Secret Convent in Puebla Now a Religious Art Museum
Hidden behind a private home, a convent with a small community of nuns lived in hiding for nearly 70 years. The family who lived in the home fronting the convent knew of their existence; and surely the congregation of the adjoining Santa Monica church did as well, since the nuns continued to sing from the choir loft during mass from behind a panel which hid them from view, as they had before convents were outlawed in Mexico. Their existence remained a secret from the government until the 1930s when they were discovered and turned out of their convent, which was then converted into a museum of religious art.
The front of this building is unassuming, blending in with the other homes and businesses located on a bustling street in Puebla's historical center. The building dates to 1606, when it was originally used as a home for widows and abandoned women. In 1688 it was converted into a convent for nuns of the Augustinian Recollects order. The convent housed women of Spanish descent who gave up public life to live a cloistered existence within the convent. The Augustinian Recollects is one of the stricter religious orders. Besides the vows of poverty, chastity and obedience, these nuns lived a very austere life, sleeping on narrow wooden cots and often subjecting themselves to corporal mortification.
Although the nuns lived an ascetic lifestyle, one aspect of their lives in which there was great experimentation was in the kitchen. Their kitchen served as a laboratory where new and different combinations of food were experimented with and original dishes were created. The devout sisters combined pre-Hispanic ingredients and techniques with ones imported from Europe to produce some of Puebla's most iconic dishes, such as Chiles en Nogada. A large semi-circular wood-fired stove decorated with Talavera tiles dominates the convent's kitchen. A collection of clay pots of varying shapes and sizes, and other cooking implements hang on the walls around the stove. The adjoining pantry offers a look at the variety of ingredients the nuns used.

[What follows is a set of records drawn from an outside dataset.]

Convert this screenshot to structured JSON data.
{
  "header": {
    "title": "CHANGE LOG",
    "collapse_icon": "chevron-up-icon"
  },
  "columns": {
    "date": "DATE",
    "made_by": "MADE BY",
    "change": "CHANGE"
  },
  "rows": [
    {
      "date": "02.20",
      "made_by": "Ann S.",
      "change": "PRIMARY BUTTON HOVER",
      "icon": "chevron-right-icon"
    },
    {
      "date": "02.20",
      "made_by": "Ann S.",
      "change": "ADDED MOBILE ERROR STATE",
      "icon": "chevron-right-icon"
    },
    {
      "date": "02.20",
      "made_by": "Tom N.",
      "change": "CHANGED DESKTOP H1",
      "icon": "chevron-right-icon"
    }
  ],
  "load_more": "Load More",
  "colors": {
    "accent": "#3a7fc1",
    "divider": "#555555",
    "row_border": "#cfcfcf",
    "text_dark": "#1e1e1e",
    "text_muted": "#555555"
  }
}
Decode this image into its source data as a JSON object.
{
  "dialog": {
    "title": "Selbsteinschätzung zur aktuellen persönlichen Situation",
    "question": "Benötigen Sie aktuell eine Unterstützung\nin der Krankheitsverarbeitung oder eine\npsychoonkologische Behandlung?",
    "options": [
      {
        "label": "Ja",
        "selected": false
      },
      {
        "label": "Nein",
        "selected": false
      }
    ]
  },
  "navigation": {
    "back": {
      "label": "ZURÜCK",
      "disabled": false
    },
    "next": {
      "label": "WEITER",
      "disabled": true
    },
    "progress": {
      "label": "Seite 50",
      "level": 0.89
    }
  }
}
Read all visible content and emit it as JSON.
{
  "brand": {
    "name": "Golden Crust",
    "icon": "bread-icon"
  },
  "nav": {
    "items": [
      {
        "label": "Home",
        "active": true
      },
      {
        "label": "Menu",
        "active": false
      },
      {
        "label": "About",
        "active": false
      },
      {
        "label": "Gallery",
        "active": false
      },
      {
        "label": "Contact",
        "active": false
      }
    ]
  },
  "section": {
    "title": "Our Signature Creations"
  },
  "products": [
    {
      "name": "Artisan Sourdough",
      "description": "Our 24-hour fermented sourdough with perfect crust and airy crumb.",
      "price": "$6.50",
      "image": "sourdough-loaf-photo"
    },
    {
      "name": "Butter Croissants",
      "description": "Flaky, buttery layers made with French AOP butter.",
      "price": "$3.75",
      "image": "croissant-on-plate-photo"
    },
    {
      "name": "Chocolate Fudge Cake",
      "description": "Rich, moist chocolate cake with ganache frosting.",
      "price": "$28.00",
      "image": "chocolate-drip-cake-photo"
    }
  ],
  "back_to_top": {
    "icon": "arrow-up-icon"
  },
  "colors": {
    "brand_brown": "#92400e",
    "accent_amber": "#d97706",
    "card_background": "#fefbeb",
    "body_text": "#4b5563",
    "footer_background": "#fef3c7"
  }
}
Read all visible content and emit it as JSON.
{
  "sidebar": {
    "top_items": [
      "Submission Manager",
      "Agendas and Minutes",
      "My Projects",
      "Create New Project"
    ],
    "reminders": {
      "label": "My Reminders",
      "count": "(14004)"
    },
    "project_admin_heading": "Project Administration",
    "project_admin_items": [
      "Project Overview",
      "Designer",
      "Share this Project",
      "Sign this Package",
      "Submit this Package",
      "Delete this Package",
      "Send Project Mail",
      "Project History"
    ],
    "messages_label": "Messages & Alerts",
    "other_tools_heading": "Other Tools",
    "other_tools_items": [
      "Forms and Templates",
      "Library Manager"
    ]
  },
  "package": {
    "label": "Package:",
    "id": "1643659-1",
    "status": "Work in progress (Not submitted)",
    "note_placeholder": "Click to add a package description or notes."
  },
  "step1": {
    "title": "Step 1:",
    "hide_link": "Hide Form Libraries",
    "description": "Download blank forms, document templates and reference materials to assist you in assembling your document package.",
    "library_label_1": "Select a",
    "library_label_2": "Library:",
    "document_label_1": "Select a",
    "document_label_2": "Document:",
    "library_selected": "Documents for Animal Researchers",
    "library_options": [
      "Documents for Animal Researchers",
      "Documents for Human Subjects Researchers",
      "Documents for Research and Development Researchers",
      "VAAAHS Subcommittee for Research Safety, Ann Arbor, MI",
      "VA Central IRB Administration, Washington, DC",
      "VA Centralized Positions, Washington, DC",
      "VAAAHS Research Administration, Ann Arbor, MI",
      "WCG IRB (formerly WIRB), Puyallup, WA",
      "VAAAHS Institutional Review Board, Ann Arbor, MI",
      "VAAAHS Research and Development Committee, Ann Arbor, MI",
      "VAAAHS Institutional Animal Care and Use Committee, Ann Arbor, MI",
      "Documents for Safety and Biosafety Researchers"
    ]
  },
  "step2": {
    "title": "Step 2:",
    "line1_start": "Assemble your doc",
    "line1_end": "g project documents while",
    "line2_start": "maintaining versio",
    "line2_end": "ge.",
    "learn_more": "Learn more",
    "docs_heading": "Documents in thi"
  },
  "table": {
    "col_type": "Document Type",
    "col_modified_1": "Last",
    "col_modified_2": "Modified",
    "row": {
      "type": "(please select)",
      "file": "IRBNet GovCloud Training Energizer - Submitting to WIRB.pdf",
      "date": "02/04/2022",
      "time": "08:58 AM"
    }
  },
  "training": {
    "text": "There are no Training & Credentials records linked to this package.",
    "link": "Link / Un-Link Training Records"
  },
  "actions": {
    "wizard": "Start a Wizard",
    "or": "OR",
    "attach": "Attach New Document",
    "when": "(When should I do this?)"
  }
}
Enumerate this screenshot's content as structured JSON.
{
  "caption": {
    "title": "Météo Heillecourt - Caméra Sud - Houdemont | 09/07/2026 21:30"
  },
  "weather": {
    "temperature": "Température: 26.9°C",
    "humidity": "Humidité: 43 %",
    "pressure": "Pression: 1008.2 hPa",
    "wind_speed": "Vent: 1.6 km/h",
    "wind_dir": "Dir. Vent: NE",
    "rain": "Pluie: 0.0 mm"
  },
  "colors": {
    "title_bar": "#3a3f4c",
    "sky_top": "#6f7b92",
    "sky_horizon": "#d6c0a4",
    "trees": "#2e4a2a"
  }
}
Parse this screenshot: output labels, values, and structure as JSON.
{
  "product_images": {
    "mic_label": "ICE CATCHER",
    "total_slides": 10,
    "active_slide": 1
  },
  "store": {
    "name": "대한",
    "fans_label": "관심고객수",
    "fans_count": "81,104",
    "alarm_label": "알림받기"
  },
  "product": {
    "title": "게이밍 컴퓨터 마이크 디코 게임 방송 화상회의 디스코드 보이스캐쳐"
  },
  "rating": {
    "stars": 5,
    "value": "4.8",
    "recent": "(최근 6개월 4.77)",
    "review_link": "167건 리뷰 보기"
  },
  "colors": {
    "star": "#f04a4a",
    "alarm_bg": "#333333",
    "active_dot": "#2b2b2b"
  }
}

In the mid-1800s several laws were brought into effect which greatly diminished the power of the church, which had theretofore controlled much of the country's wealth. Before these measures were brought into effect, the church rivaled the government in power, being responsible not only for the spiritual life of the people but also education, caring for the sick and indigent, as well as registering marriages, births, and deaths. The Reform Laws were designed to separate church and state and severely reduce the church's power. Part of this reform was the nationalization of ecclesiastical property and the dissolution of monastic orders. Church property was seized by the state and the friars and nuns who had previously lived their lives in convents were turned out. The nuns of Santa Monica found a way around this, however. The front section of the convent was cleverly designed as a family home and the nuns continued to lead their quiet contemplative existence within the walls of the convent, hidden behind the facade of a private residence.
In 1934 an investigator by the name of Valente Quintana followed some clues that led to the discovery of the nuns of Santa Monica, and they were finally turned out of their convent at that time. The building was then converted into a museum of religious art, which it remains to this day. Art from other convents in Puebla was added to the collection here, making this one of the most important collections of religious art in Mexico. The museum underwent an extensive restoration project and re-opened in December 2011 in magnificent conditions.
On my visit to the religious art museum of the Ex Convent of Santa Monica I was lucky to arrive just as a tour was starting. Popular conception may hold that religious art is staid and rather boring, but with the guided tour the art we saw was put into the context of the period in which it was created, and we learned about life in the convent and the women who lived there. The guide pointed out interesting visual effects in some of the paintings on velvet by Rafael Morante, and taught us to recognize many of the symbols and conventions of religious art of the colonial period. Some of the artists whose work is displayed here include Antonio Espinoza, Juan Correa, Juan Villalobos, Miguel Jeronimo de Zendejas, and Pascual Perez.
The Museo de Arte Religioso del Ex-Convento de Santa Mónica is located in Puebla's historical center at 18 Poniente #103, between 5 de Mayo and 3 Norte streets. The museum opens Tuesday to Sunday, from 10 am to 5 pm. Guided tours in Spanish are offered; enquire at the front desk for times.